── Provided data ──
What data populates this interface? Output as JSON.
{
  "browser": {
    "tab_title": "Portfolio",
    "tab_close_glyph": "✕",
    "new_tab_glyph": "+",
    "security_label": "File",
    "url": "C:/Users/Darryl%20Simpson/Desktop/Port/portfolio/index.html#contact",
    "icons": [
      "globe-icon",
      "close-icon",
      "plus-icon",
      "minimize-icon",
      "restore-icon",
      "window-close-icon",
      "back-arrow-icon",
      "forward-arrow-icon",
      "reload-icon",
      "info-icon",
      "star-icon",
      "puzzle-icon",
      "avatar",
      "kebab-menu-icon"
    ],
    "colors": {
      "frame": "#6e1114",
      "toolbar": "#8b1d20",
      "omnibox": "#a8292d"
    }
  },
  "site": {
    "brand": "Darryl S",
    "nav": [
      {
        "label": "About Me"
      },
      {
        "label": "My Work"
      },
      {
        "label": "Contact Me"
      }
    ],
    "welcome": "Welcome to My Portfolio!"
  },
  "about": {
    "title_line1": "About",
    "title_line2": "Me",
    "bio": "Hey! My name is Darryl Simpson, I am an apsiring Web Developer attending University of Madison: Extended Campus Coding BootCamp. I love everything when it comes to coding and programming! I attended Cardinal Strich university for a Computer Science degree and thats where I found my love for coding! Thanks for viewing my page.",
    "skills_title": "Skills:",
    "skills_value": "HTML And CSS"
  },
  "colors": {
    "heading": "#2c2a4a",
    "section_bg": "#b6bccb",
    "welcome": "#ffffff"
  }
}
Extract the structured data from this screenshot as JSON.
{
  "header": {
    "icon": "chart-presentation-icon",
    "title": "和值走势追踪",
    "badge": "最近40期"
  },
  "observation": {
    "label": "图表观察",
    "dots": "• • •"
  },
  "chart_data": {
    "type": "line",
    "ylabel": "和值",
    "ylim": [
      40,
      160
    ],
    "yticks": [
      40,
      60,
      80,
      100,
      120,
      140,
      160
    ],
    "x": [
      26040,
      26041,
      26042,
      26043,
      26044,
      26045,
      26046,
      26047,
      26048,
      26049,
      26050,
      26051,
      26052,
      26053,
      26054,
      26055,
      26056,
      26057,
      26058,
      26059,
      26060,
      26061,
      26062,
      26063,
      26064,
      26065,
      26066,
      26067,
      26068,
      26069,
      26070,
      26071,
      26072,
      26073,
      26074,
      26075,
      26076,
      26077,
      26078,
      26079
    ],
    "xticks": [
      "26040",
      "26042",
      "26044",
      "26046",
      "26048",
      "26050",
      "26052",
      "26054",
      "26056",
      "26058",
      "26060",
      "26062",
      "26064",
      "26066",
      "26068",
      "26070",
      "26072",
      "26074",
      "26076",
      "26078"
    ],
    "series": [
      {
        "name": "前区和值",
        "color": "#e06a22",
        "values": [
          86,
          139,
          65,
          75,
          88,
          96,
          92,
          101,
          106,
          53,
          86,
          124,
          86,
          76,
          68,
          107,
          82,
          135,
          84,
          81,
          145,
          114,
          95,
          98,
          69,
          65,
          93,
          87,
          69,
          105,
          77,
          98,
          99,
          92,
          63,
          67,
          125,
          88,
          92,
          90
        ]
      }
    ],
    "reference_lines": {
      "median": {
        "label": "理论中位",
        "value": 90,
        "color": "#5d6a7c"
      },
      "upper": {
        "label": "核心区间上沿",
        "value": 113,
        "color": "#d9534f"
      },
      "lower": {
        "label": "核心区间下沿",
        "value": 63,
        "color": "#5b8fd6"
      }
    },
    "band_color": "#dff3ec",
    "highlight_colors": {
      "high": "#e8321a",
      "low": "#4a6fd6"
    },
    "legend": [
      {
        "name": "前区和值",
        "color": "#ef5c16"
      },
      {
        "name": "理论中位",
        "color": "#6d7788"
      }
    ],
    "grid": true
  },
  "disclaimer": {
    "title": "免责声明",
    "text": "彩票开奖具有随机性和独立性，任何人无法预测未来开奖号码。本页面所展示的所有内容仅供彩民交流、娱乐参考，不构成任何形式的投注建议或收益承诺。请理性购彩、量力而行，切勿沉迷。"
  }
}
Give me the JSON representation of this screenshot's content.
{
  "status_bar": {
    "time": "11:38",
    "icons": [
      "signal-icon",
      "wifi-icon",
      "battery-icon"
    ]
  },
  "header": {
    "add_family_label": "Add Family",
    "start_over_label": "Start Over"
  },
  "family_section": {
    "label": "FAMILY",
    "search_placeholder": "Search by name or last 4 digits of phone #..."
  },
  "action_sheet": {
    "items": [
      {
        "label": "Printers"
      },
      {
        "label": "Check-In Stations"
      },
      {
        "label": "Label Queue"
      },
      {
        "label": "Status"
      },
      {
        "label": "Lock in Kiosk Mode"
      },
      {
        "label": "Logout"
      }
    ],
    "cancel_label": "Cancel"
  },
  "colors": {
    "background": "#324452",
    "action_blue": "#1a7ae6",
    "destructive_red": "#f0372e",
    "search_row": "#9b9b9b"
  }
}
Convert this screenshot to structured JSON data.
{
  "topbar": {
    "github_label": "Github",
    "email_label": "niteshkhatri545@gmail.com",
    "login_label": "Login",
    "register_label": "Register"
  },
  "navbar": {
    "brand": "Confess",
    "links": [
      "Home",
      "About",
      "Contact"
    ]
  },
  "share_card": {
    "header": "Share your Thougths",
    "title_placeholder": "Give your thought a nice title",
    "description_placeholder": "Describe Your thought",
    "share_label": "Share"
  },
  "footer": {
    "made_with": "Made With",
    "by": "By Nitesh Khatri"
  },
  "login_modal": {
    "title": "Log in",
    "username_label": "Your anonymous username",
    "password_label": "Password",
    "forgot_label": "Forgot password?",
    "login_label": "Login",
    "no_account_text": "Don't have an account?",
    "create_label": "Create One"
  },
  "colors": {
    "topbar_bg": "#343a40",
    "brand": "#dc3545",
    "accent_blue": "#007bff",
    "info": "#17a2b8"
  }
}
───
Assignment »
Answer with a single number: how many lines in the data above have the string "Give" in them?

Solution to this task »
2